-- Opening Marker --

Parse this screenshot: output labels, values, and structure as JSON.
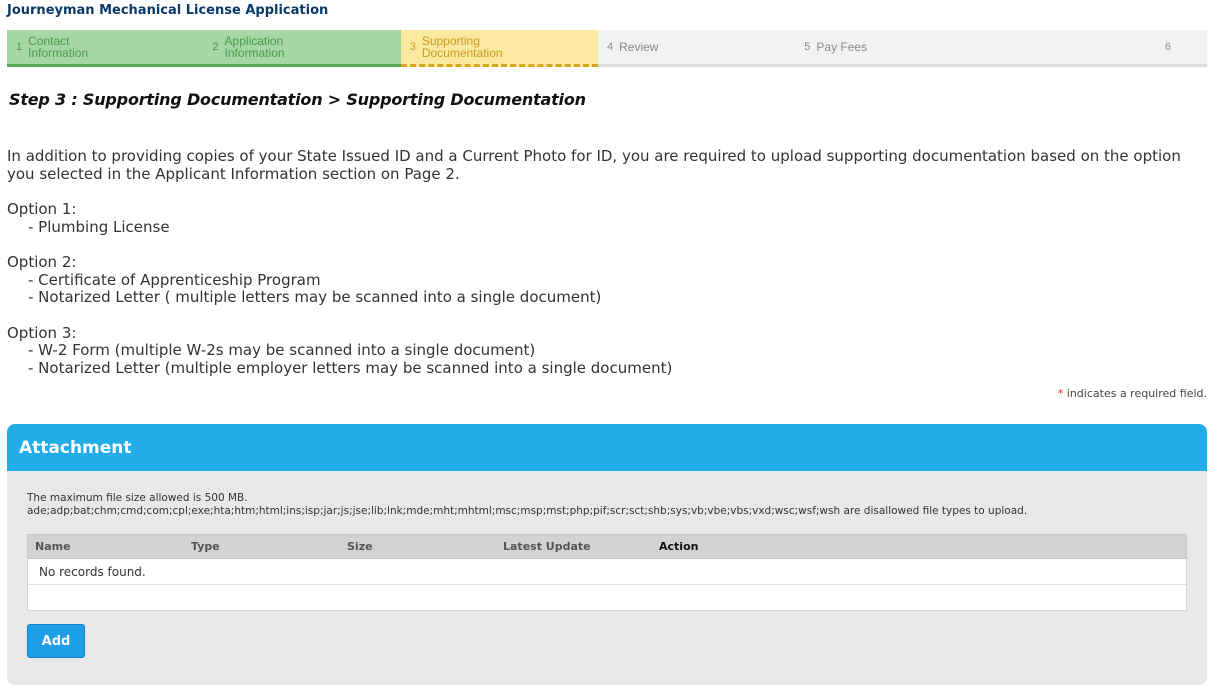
{
  "app": {
    "title": "Journeyman Mechanical License Application"
  },
  "steps": [
    {
      "num": "1",
      "label": "Contact Information",
      "state": "done"
    },
    {
      "num": "2",
      "label": "Application Information",
      "state": "done"
    },
    {
      "num": "3",
      "label": "Supporting Documentation",
      "state": "active"
    },
    {
      "num": "4",
      "label": "Review",
      "state": "todo"
    },
    {
      "num": "5",
      "label": "Pay Fees",
      "state": "todo"
    },
    {
      "num": "6",
      "label": "",
      "state": "todo"
    }
  ],
  "page": {
    "step_title": "Step 3 : Supporting Documentation > Supporting Documentation"
  },
  "instructions": {
    "intro": "In addition to providing copies of your State Issued ID and a Current Photo for ID, you are required to upload supporting documentation based on the option you selected in the Applicant Information section on Page 2.",
    "option1_title": "Option 1:",
    "option1_items": [
      "- Plumbing License"
    ],
    "option2_title": "Option 2:",
    "option2_items": [
      "- Certificate of Apprenticeship Program",
      "- Notarized Letter ( multiple letters may be scanned into a single document)"
    ],
    "option3_title": "Option 3:",
    "option3_items": [
      "- W-2 Form (multiple W-2s may be scanned into a single document)",
      "- Notarized Letter (multiple employer letters may be scanned into a single document)"
    ]
  },
  "required_note": {
    "star": "*",
    "text": " indicates a required field."
  },
  "attachment": {
    "title": "Attachment",
    "max_size": "The maximum file size allowed is 500 MB.",
    "disallowed": "ade;adp;bat;chm;cmd;com;cpl;exe;hta;htm;html;ins;isp;jar;js;jse;lib;lnk;mde;mht;mhtml;msc;msp;mst;php;pif;scr;sct;shb;sys;vb;vbe;vbs;vxd;wsc;wsf;wsh are disallowed file types to upload.",
    "columns": [
      "Name",
      "Type",
      "Size",
      "Latest Update",
      "Action"
    ],
    "empty_text": "No records found.",
    "add_label": "Add"
  },
  "colors": {
    "done": "#a5d6a5",
    "active": "#fbe9a0",
    "header": "#22ace8",
    "button": "#1e9ee8"
  }
}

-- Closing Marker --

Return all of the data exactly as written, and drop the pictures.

Parse this screenshot: output labels, values, and structure as JSON.
{
  "app": {
    "title": "Journeyman Mechanical License Application"
  },
  "steps": [
    {
      "num": "1",
      "label": "Contact Information",
      "state": "done"
    },
    {
      "num": "2",
      "label": "Application Information",
      "state": "done"
    },
    {
      "num": "3",
      "label": "Supporting Documentation",
      "state": "active"
    },
    {
      "num": "4",
      "label": "Review",
      "state": "todo"
    },
    {
      "num": "5",
      "label": "Pay Fees",
      "state": "todo"
    },
    {
      "num": "6",
      "label": "",
      "state": "todo"
    }
  ],
  "page": {
    "step_title": "Step 3 : Supporting Documentation > Supporting Documentation"
  },
  "instructions": {
    "intro": "In addition to providing copies of your State Issued ID and a Current Photo for ID, you are required to upload supporting documentation based on the option you selected in the Applicant Information section on Page 2.",
    "option1_title": "Option 1:",
    "option1_items": [
      "- Plumbing License"
    ],
    "option2_title": "Option 2:",
    "option2_items": [
      "- Certificate of Apprenticeship Program",
      "- Notarized Letter ( multiple letters may be scanned into a single document)"
    ],
    "option3_title": "Option 3:",
    "option3_items": [
      "- W-2 Form (multiple W-2s may be scanned into a single document)",
      "- Notarized Letter (multiple employer letters may be scanned into a single document)"
    ]
  },
  "required_note": {
    "star": "*",
    "text": " indicates a required field."
  },
  "attachment": {
    "title": "Attachment",
    "max_size": "The maximum file size allowed is 500 MB.",
    "disallowed": "ade;adp;bat;chm;cmd;com;cpl;exe;hta;htm;html;ins;isp;jar;js;jse;lib;lnk;mde;mht;mhtml;msc;msp;mst;php;pif;scr;sct;shb;sys;vb;vbe;vbs;vxd;wsc;wsf;wsh are disallowed file types to upload.",
    "columns": [
      "Name",
      "Type",
      "Size",
      "Latest Update",
      "Action"
    ],
    "empty_text": "No records found.",
    "add_label": "Add"
  },
  "colors": {
    "done": "#a5d6a5",
    "active": "#fbe9a0",
    "header": "#22ace8",
    "button": "#1e9ee8"
  }
}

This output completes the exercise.